START Records provided
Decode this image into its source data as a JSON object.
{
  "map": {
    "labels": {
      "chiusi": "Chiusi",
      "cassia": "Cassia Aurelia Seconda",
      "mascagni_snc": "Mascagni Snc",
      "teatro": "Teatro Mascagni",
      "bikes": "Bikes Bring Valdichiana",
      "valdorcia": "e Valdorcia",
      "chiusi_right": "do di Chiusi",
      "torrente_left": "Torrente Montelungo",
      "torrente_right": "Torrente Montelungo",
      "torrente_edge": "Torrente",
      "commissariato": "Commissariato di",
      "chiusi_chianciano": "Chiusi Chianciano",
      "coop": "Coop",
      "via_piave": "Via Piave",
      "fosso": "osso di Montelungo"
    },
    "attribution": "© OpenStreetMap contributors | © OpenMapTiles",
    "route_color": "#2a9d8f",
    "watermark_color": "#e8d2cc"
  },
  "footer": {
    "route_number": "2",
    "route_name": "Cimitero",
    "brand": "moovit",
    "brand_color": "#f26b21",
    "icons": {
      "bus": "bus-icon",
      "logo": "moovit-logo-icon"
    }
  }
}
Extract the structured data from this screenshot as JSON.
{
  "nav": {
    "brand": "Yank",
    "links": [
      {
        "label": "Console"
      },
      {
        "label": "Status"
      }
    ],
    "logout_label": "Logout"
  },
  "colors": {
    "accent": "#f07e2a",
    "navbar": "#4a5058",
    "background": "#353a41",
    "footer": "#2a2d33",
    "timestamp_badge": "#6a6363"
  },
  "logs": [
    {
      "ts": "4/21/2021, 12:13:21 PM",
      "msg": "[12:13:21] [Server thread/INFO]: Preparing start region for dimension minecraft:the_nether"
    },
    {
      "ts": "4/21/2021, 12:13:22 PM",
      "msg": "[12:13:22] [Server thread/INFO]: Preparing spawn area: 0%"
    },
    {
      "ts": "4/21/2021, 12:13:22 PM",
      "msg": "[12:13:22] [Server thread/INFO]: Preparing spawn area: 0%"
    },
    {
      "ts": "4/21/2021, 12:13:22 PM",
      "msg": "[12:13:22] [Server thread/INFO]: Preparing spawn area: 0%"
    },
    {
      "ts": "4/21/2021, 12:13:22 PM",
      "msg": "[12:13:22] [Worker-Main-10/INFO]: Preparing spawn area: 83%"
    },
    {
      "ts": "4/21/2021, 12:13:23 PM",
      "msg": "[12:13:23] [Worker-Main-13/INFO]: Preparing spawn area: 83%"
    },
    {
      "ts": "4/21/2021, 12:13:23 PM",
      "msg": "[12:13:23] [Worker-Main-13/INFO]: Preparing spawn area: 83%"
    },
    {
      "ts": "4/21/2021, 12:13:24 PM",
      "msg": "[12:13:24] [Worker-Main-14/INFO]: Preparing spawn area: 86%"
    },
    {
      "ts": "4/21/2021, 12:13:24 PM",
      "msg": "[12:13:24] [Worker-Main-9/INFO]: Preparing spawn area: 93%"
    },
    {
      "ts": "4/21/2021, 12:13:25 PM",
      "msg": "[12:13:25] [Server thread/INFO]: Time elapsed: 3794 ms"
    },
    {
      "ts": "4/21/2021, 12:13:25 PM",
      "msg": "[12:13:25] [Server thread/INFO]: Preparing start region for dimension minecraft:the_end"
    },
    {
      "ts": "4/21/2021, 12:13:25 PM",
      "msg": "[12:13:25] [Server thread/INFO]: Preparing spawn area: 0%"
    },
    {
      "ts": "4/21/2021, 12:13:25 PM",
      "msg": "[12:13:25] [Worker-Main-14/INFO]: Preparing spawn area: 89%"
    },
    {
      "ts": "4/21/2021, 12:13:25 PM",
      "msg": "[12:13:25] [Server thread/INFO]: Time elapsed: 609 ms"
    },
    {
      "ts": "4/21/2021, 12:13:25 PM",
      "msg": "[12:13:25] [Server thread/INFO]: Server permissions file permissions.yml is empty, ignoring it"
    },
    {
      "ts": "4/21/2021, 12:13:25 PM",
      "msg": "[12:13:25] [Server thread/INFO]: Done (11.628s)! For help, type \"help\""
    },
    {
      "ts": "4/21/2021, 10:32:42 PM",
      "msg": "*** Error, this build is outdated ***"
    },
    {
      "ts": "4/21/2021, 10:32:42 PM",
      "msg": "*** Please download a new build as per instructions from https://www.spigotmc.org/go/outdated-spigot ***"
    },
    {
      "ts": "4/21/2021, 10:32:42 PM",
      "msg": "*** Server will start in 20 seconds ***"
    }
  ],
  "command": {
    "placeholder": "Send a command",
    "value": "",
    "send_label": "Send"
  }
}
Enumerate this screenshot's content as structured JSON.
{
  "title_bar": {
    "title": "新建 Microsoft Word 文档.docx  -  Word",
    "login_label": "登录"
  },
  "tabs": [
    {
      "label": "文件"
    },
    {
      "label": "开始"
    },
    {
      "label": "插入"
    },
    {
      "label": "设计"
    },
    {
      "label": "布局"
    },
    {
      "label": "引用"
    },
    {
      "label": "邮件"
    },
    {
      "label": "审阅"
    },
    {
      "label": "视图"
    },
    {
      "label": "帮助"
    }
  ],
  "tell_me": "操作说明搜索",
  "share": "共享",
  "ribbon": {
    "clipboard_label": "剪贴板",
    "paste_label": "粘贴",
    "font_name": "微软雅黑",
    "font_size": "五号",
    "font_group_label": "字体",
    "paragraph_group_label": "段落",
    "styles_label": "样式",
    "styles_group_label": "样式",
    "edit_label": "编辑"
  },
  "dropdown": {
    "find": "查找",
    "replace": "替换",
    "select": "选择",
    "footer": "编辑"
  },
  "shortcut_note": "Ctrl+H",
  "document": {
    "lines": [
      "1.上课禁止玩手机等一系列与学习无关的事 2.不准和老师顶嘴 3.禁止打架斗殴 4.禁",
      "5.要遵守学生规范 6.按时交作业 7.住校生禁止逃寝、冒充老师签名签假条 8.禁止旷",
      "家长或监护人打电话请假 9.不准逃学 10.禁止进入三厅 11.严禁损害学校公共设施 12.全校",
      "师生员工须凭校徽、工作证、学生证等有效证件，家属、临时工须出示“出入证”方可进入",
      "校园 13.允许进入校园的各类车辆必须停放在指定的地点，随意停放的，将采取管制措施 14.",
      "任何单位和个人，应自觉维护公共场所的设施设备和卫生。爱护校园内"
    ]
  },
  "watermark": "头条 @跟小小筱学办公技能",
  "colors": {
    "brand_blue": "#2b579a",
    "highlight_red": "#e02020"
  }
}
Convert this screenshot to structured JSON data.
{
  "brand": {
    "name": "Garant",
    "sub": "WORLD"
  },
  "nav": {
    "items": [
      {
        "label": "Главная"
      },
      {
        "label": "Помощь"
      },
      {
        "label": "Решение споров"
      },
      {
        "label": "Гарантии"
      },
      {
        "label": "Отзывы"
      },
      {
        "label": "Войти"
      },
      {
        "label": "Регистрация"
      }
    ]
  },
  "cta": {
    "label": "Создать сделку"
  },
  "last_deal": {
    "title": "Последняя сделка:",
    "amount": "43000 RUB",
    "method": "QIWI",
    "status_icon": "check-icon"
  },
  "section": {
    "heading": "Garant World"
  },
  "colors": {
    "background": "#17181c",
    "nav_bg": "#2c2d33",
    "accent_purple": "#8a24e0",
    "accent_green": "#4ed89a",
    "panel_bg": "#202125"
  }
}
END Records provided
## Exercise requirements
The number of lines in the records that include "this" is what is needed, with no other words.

## Exercise response
5